Some of the discomforts experienced in pregnancy are as a result of the two hormones released into the body of the woman – Oestrogen and Progesterone. We will be examining some of the pregnancy conditions in this article.
Hormonal changes makes a pregnant woman susceptible to more sweating and vaginal discharges, less lubrication, breast leaks and more. Personal hygiene is therefore essential in pregnancy. Wear cotton underwear, avoid tight pants and change your underwear often or use pant liners, to keep dry. Wash the vagina with plain water without soap so as not to harm the normal bacteria present there.
Hyperemesis Gravidarum is an extreme form of morning sickness that may cause severe nausea and vomiting during pregnancy. Some symptoms are constant nausea, loss of appetite, vomiting several times a day, dehydration, dizziness and weight loss. In severe cases, it requires medical attention and hospitalisation. Watch Matron Adenike Adesina’s session on pregnancy changes below.
Anaemia is the inadequacy of healthy red blood cells to carry oxygen to the body’s tissues. Anaemia in pregnancy is a popular medical condition around the world, and particularly in developing countries. The consequences of anaemia for the baby include maldevelopment, premature delivery and can extend to postnatal life. For the mother, anaemia can also be fatal. Certain risk factors may predispose the fetus or mother to anaemia.
Some symptoms of anaemia are paleness, dizziness, fatigue, irregular heartbeat, shortness of breath, cold hands and feet, chest pain, headache or loss of appetite. One test we use to check for it is the packed cell volume (PCV) test which measures the composition of red blood cells in the body. Another is the pulse oximetry to measure how much oxygen the haemoglobin in the blood is carrying.

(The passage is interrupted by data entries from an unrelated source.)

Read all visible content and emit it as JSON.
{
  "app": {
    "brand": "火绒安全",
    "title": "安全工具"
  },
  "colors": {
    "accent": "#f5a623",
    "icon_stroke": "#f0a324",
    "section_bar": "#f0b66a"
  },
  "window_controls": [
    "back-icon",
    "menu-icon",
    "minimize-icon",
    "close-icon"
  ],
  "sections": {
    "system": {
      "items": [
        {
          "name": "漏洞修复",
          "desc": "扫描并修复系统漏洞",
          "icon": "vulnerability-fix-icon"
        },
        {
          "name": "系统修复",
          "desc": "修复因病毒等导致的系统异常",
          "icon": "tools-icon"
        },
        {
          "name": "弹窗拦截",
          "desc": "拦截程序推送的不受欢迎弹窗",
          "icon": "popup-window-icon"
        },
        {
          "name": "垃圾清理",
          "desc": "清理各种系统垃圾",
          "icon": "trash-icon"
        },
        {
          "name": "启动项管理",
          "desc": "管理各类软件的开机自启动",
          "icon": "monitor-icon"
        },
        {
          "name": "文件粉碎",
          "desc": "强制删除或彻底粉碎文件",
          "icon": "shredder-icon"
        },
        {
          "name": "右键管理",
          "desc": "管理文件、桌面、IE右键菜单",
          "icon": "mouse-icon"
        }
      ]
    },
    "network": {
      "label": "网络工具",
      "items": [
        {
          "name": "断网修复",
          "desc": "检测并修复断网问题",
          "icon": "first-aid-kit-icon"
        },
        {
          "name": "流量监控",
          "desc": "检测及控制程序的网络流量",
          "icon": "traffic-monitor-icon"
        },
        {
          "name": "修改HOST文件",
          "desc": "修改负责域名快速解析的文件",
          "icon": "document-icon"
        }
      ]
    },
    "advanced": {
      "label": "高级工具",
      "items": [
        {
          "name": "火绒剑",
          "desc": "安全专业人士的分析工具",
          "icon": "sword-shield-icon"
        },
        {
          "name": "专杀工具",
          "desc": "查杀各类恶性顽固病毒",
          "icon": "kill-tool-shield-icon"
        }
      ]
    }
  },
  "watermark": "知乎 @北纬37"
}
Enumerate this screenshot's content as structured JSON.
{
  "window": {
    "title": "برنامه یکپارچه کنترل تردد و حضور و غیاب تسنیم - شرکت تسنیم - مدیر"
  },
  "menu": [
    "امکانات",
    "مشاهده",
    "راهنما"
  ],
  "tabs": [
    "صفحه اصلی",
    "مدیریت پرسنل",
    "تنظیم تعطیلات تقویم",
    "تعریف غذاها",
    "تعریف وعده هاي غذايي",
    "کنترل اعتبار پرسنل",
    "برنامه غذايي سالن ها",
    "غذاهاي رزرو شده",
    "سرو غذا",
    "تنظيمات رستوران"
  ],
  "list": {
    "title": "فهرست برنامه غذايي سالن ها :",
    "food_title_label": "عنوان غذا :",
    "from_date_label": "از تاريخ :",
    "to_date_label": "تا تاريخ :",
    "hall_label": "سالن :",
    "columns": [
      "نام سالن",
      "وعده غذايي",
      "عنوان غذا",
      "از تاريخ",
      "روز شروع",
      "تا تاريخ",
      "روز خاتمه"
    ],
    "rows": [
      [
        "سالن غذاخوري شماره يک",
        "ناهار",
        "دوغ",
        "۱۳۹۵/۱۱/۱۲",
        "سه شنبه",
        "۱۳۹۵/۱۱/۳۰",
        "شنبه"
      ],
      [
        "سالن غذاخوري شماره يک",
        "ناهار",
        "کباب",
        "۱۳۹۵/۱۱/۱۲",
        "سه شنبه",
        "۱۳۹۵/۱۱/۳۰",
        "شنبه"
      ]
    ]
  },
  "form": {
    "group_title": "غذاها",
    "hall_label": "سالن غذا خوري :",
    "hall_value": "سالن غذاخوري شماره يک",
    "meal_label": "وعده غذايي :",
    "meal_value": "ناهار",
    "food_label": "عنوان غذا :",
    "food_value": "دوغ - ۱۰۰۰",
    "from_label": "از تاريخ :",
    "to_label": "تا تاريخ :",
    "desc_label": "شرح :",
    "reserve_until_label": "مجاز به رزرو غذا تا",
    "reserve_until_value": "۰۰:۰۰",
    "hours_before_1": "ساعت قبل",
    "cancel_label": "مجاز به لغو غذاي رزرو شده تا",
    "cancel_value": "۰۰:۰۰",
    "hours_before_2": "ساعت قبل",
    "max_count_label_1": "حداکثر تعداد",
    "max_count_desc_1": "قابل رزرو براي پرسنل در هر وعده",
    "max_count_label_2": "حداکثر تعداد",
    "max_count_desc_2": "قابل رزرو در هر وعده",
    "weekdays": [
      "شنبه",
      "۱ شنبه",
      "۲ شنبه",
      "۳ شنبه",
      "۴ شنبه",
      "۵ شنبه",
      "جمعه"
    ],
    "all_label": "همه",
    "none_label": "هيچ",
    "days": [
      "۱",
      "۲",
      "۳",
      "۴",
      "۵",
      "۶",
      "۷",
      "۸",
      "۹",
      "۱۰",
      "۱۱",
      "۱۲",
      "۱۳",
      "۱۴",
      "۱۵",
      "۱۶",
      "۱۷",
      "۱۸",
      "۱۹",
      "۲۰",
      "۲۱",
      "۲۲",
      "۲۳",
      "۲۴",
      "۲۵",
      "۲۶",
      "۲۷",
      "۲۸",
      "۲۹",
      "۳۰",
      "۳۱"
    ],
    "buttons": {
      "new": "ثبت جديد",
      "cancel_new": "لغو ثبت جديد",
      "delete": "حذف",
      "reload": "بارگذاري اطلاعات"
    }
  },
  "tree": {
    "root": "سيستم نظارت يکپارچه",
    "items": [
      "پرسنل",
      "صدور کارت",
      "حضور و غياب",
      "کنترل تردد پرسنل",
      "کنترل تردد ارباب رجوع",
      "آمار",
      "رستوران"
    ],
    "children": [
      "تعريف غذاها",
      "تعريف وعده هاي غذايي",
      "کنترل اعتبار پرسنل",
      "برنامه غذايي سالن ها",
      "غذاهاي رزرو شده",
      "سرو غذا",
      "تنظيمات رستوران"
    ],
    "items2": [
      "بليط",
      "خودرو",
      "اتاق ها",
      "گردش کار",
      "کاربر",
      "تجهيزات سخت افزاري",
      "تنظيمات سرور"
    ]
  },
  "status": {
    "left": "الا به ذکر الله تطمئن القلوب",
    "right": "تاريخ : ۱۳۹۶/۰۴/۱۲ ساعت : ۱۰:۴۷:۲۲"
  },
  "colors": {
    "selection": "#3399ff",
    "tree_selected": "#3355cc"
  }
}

Watch below, the session by Dr. Abimbola Owolabi on ways to prevent, recognize and treat anaemia.